Scientific paper| Volume 129, ISSUE 5, P537-544, May 1975

Download started.


Proteolytic enzymes as adjuncts to antimicrobial prophylaxis of contaminated wounds

      This paper is only available as a PDF. To read, Please Download here.


      When a tissue is injured, its vessels exhibit a marked increase in vascular permeability. Blood proteins, including fibrinogen, traverse the vessel walls and lead to the development of a surface coagulum. This inflammatory response continues until primary closure of the wound edges is accomplished. The thickness of the surface coagulum is roughly proportional to the time interval between wounding and closure. This coagulum encompasses the surface contaminants, preventing contact with either topical or systemic antibiotics. The presence of this surface coagulum limits the time in which antibiotic prophylaxis is effective. At three hours after injury, antimicrobial prophylaxis of contaminated wounds has no therapeutic value.
      Hydrolysis of the protein coagulum by proteolytic enzymes enhances the activity of the antibiotic in experimental wounds. The success of proteolytic enzymes as adjuncts to delayed antibiotic treatment can be correlated with the clot lysis activity of the enzymes in vitro. Travase, the most potent fibrinolytic enzyme, is the most effective adjunct to delayed antibiotic therapy of contaminated wounds. In contrast, the active enzymes found in Elase, which exhibit no significant clot lysis activity in vitro, do not potentiate the activity of antibiotics in wounds subjected to a delay in treatment.
      Travase prolongs the period of effective topical antibiotic action for at least eight hours in experimental contaminated wounds. The therapeutic merit of Travase is also apparent when the antibiotic is administered systemically. Travase shows promise as an adjunct to a variety of antibiotics that are effective against both gram-positive and gram-negative organisms.
      The results of these experimental studies support our belief that clinical studies should now be initiated to test the therapeutic value of Travase as an adjunct to antibiotics in heavily contaminated wounds subjected to an unavoidable delay in treatment.
      To read this article in full you will need to make a payment

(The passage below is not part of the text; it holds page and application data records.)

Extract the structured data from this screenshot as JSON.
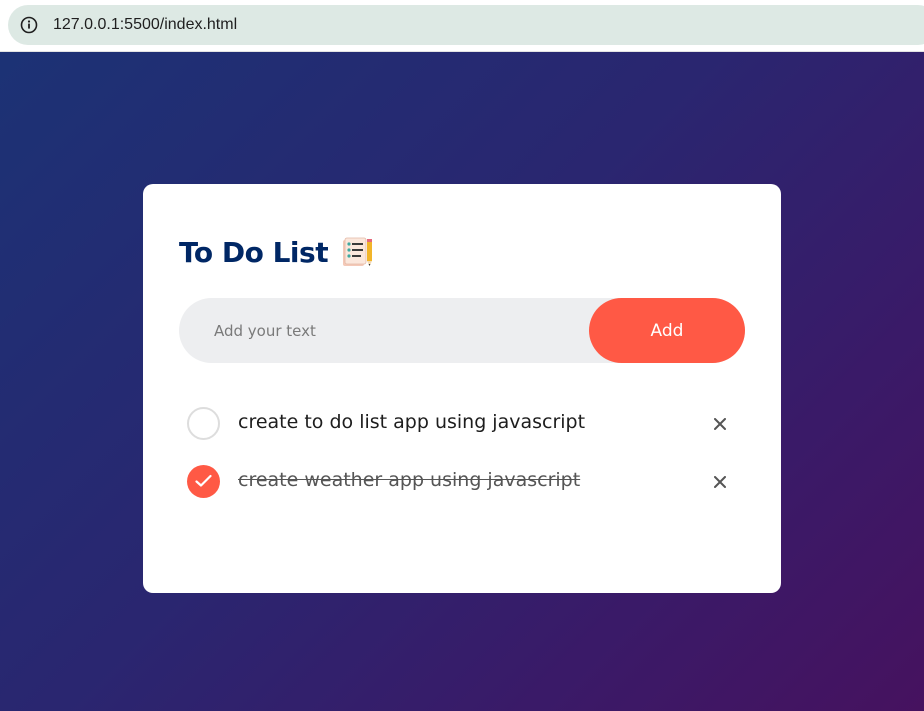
{
  "browser": {
    "url": "127.0.0.1:5500/index.html",
    "info_icon": "info-icon"
  },
  "app": {
    "title": "To Do List",
    "title_icon": "notepad-pencil-icon",
    "input": {
      "placeholder": "Add your text",
      "value": ""
    },
    "add_label": "Add",
    "tasks": [
      {
        "text": "create to do list app using javascript",
        "done": false
      },
      {
        "text": "create weather app using javascript",
        "done": true
      }
    ]
  },
  "colors": {
    "accent": "#ff5945",
    "title": "#002765",
    "input_bg": "#edeef0",
    "gradient_start": "#1c3275",
    "gradient_end": "#46125f"
  }
}
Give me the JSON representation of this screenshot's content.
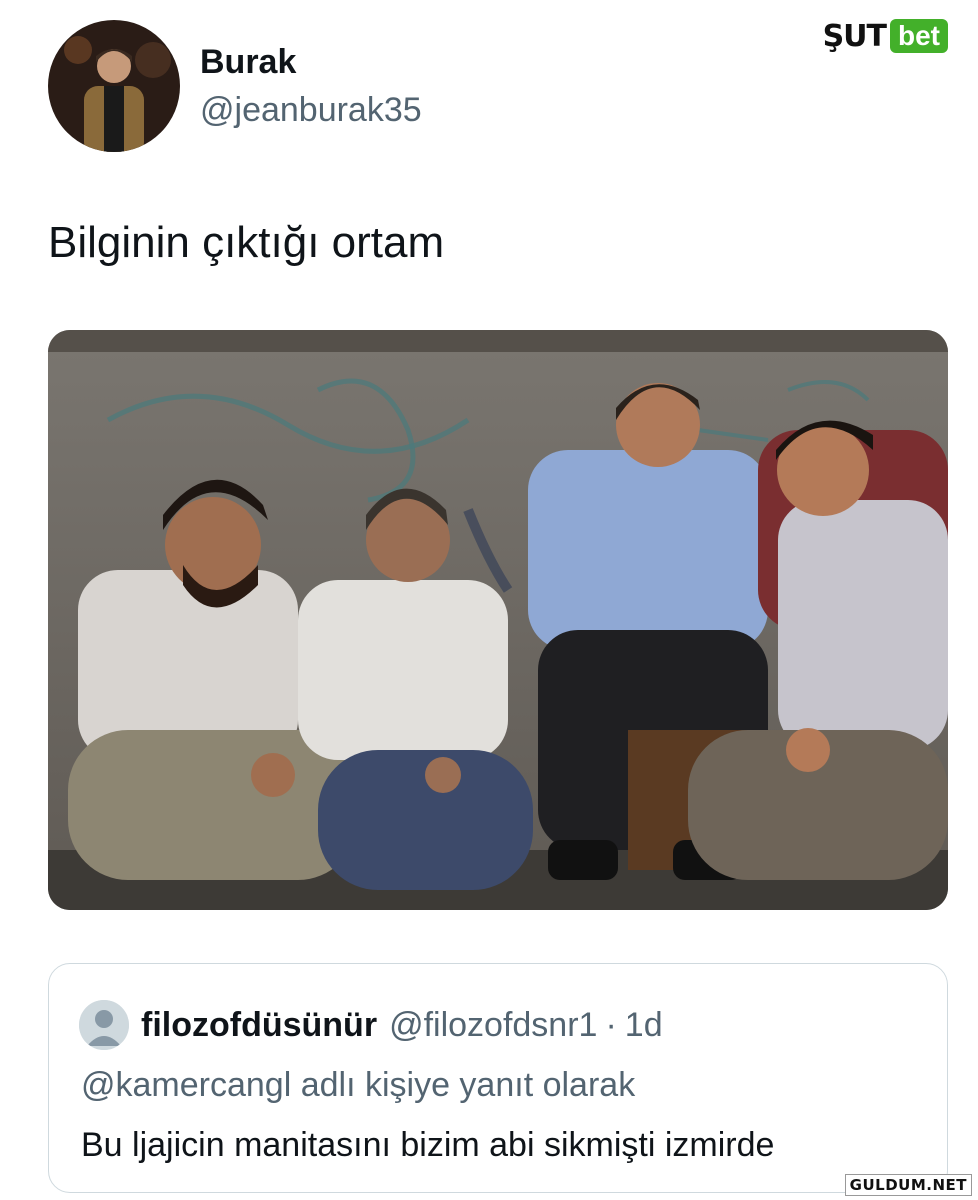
{
  "tweet": {
    "author_name": "Burak",
    "author_handle": "@jeanburak35",
    "text": "Bilginin çıktığı ortam"
  },
  "brand": {
    "sut": "ŞUT",
    "bet": "bet",
    "accent_color": "#43b02a"
  },
  "quote": {
    "author_name": "filozofdüsünür",
    "author_handle": "@filozofdsnr1",
    "separator": "·",
    "time": "1d",
    "reply_to": "@kamercangl adlı kişiye yanıt olarak",
    "text": "Bu ljajicin manitasını bizim abi sikmişti izmirde"
  },
  "watermark": "GULDUM.NET",
  "colors": {
    "text_primary": "#0f1419",
    "text_secondary": "#536471",
    "border": "#cfd9de"
  }
}
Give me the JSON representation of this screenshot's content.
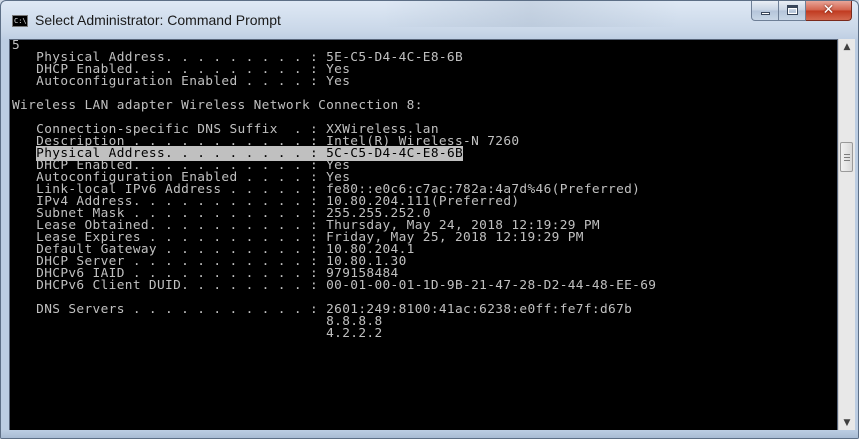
{
  "window": {
    "title": "Select Administrator: Command Prompt",
    "icon_text": "C:\\.",
    "icon": "cmd-icon",
    "buttons": {
      "minimize": "minimize-icon",
      "maximize": "maximize-icon",
      "close": "✕"
    }
  },
  "console": {
    "lines": [
      {
        "text": "5"
      },
      {
        "text": "   Physical Address. . . . . . . . . : 5E-C5-D4-4C-E8-6B"
      },
      {
        "text": "   DHCP Enabled. . . . . . . . . . . : Yes"
      },
      {
        "text": "   Autoconfiguration Enabled . . . . : Yes"
      },
      {
        "text": ""
      },
      {
        "text": "Wireless LAN adapter Wireless Network Connection 8:"
      },
      {
        "text": ""
      },
      {
        "text": "   Connection-specific DNS Suffix  . : XXWireless.lan"
      },
      {
        "text": "   Description . . . . . . . . . . . : Intel(R) Wireless-N 7260"
      },
      {
        "text": "   Physical Address. . . . . . . . . : 5C-C5-D4-4C-E8-6B",
        "highlighted": true
      },
      {
        "text": "   DHCP Enabled. . . . . . . . . . . : Yes"
      },
      {
        "text": "   Autoconfiguration Enabled . . . . : Yes"
      },
      {
        "text": "   Link-local IPv6 Address . . . . . : fe80::e0c6:c7ac:782a:4a7d%46(Preferred)"
      },
      {
        "text": "   IPv4 Address. . . . . . . . . . . : 10.80.204.111(Preferred)"
      },
      {
        "text": "   Subnet Mask . . . . . . . . . . . : 255.255.252.0"
      },
      {
        "text": "   Lease Obtained. . . . . . . . . . : Thursday, May 24, 2018 12:19:29 PM"
      },
      {
        "text": "   Lease Expires . . . . . . . . . . : Friday, May 25, 2018 12:19:29 PM"
      },
      {
        "text": "   Default Gateway . . . . . . . . . : 10.80.204.1"
      },
      {
        "text": "   DHCP Server . . . . . . . . . . . : 10.80.1.30"
      },
      {
        "text": "   DHCPv6 IAID . . . . . . . . . . . : 979158484"
      },
      {
        "text": "   DHCPv6 Client DUID. . . . . . . . : 00-01-00-01-1D-9B-21-47-28-D2-44-48-EE-69"
      },
      {
        "text": ""
      },
      {
        "text": "   DNS Servers . . . . . . . . . . . : 2601:249:8100:41ac:6238:e0ff:fe7f:d67b"
      },
      {
        "text": "                                       8.8.8.8"
      },
      {
        "text": "                                       4.2.2.2"
      }
    ]
  },
  "scrollbar": {
    "up_icon": "▲",
    "down_icon": "▼"
  },
  "colors": {
    "console_bg": "#000000",
    "console_fg": "#c0c0c0",
    "highlight_bg": "#c0c0c0",
    "highlight_fg": "#000000",
    "close_button": "#c0391f"
  }
}
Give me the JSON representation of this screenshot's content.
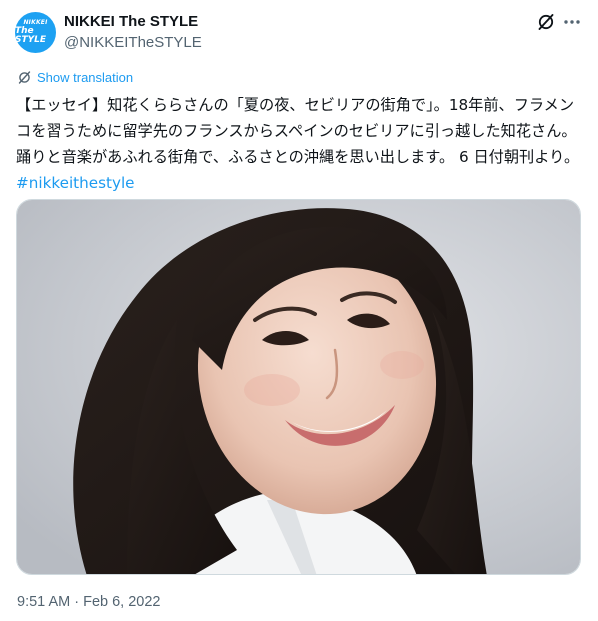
{
  "account": {
    "display_name": "NIKKEI The STYLE",
    "handle": "@NIKKEITheSTYLE",
    "avatar_line1": "NIKKEI",
    "avatar_line2": "The STYLE",
    "avatar_color": "#1da1f2"
  },
  "actions": {
    "grok_icon": "grok-slash-icon",
    "more_icon": "more-horizontal-icon"
  },
  "translation": {
    "label": "Show translation",
    "icon": "globe-slash-icon"
  },
  "post": {
    "text": "【エッセイ】知花くららさんの「夏の夜、セビリアの街角で」。18年前、フラメンコを習うために留学先のフランスからスペインのセビリアに引っ越した知花さん。踊りと音楽があふれる街角で、ふるさとの沖縄を思い出します。 6 日付朝刊より。 ",
    "hashtag": "#nikkeithestyle",
    "link_color": "#1d9bf0"
  },
  "media": {
    "alt": "Portrait photo of a smiling woman with long dark hair in a white shirt"
  },
  "meta": {
    "timestamp": "9:51 AM · Feb 6, 2022"
  }
}
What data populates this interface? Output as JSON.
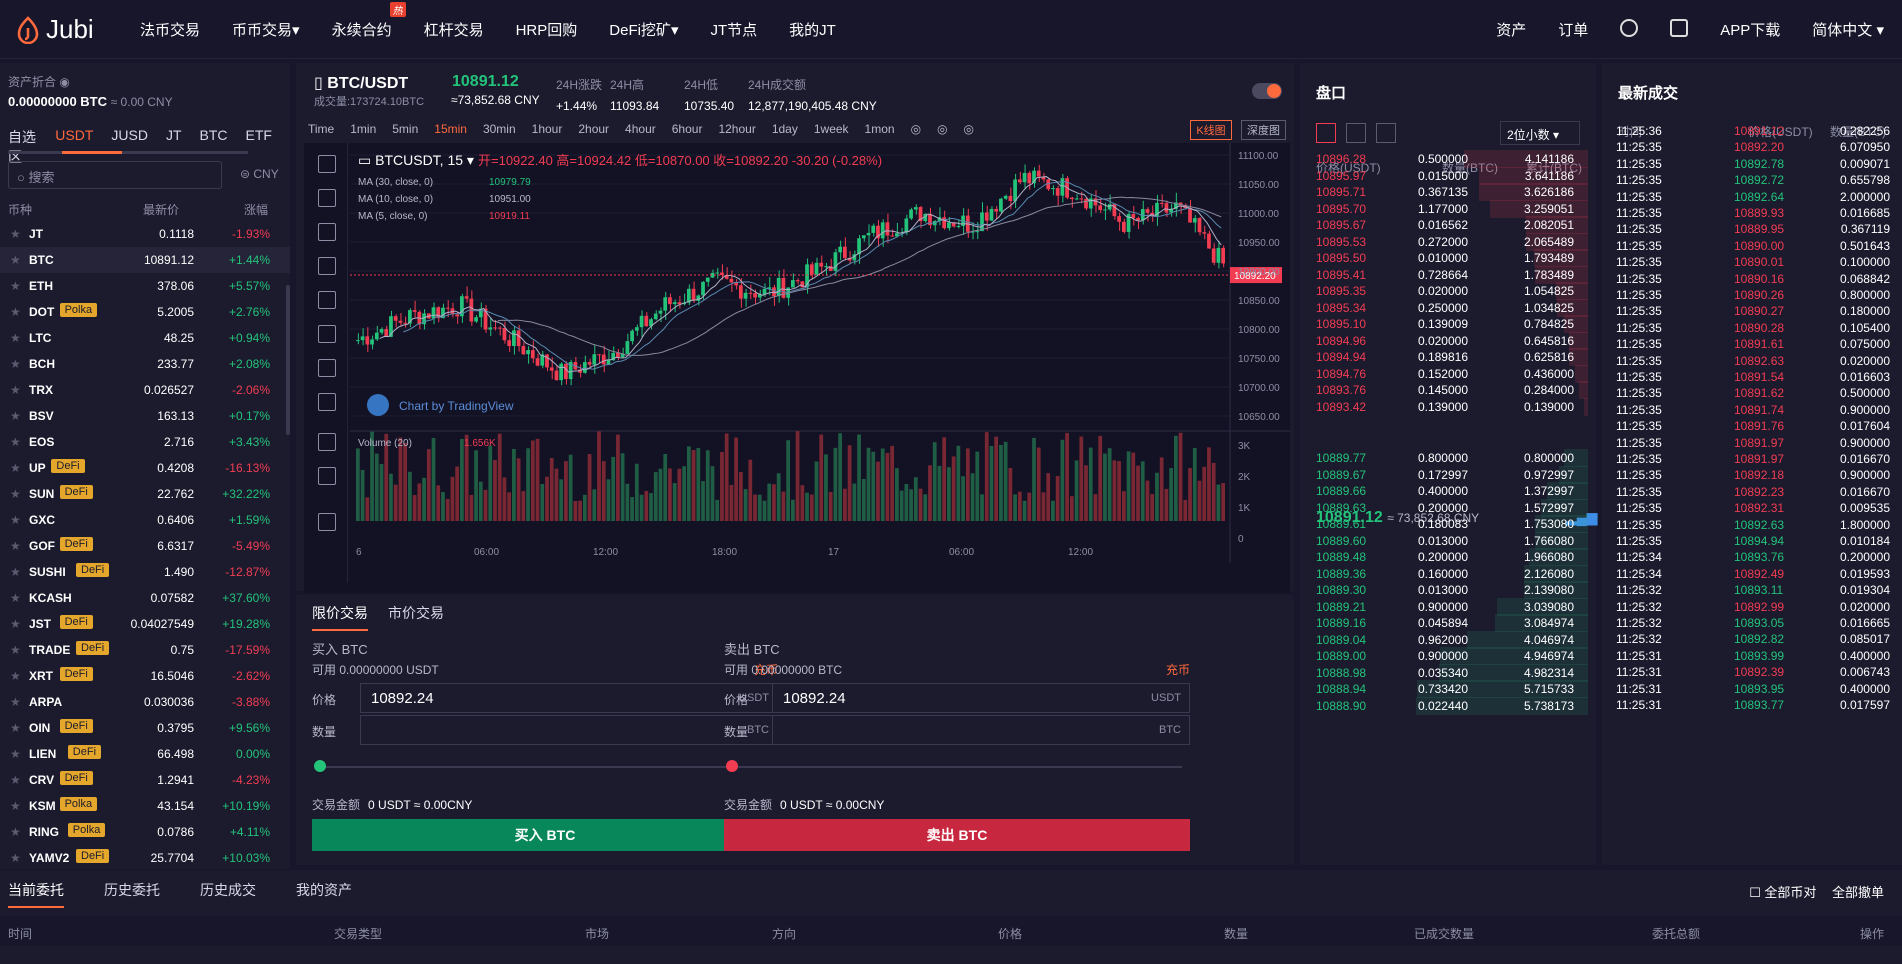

      Purchase one-time access:

      Academic & Personal: 24 hour online accessCorporate R&D Professionals: 24 hour online access
      One-time access price info
      • For academic or personal research use, select 'Academic and Personal'
      • For corporate R&D use, select 'Corporate R&D Professionals'


      Subscribe to The American Journal of Surgery
      Already a print subscriber? Claim online access
      Already an online subscriber? Sign in
      Institutional Access: Sign in to ScienceDirect


        • Burke JF
        The effective period of preventive antibiotic action in experimental incisions and dermal lesions.
        Surgery. 1961; 50: 161
        • Fullen WD
        • Hunt J
        • Altemeier WA
        Prophylactic antibiotics in penetrating wounds of the abdomen.
        J Trauma. 1972; 12: 282
        • Edlich RF
        • Smith QT
        • Edgerton MT
        Resistance of the surgical wound to antimicrobial prophylaxis and its mechanisms of development.
        Am J Surg. 1973; 126: 583
        • Rodeheaver GT
        • Edgerton MT
        • Elliott MB
        • Kurtz LD
        • Edlich RF
        Proteolytic enzymes as adjuncts to antibiotic prophylaxis of surgical wounds.
        Am J Surg. 1974; 127: 564
        • vonKaulla KN
        A simple test tube arrangement for screening fibrinolytic activity of synthetic organic compounds.
        J Med Chem. 1965; 8: 164
        • Grannis G
        Plasma fibrinogen: determination, normal values, physicopathologic shifts, and fluctuations.
        Clin Chem. 1970; 16: 494
        • McConn JD
        • Tsuru D
        • Yasunobu KT
        Bacillus subtilis neutral proteinase. I. A zinc enzyme of high specific activity.
        J Biol Chem. 1964; 239: 3706
        • Prytz B
        • Connell Jr, JF
        • Rousselot LM
        Bacillus subtilis protease in the digestion of burn eschar.
        Clin Pharmacol Ther. 1966; 7: 347
        • Silverstein P
        • Ruzicka FJ
        • Helmkamp Jr, GM
        • Lincoln Jr, RA
        • Mason AD
        In vitro evaluation of enzymatic debridement of burn wound eschar.
        Surgery. 1973; 73: 15
        • Grossman AR
        Sutilains ointment as a topical debriding agent in burns.
        Int Surg. 1973; 58: 93
        • Pennisi VR
        • Capozzi A
        • Friedman G
        Travase, an effective enzyme for burn debridement.
        Plast Reconstr Surg. 1973; 51: 371
        • Fishman LS
        • Hewitt WL
        The natural penicillins.
        Med Clin North Am. 1970; 54: 1081
        • Robson MC
        • Edstrom LE
        • Krizek TJ
        • Groskin MG
        The efficacy of systemic antibiotics in the treatment of granulating wounds.
        J Surg Res. 1974; 16: 299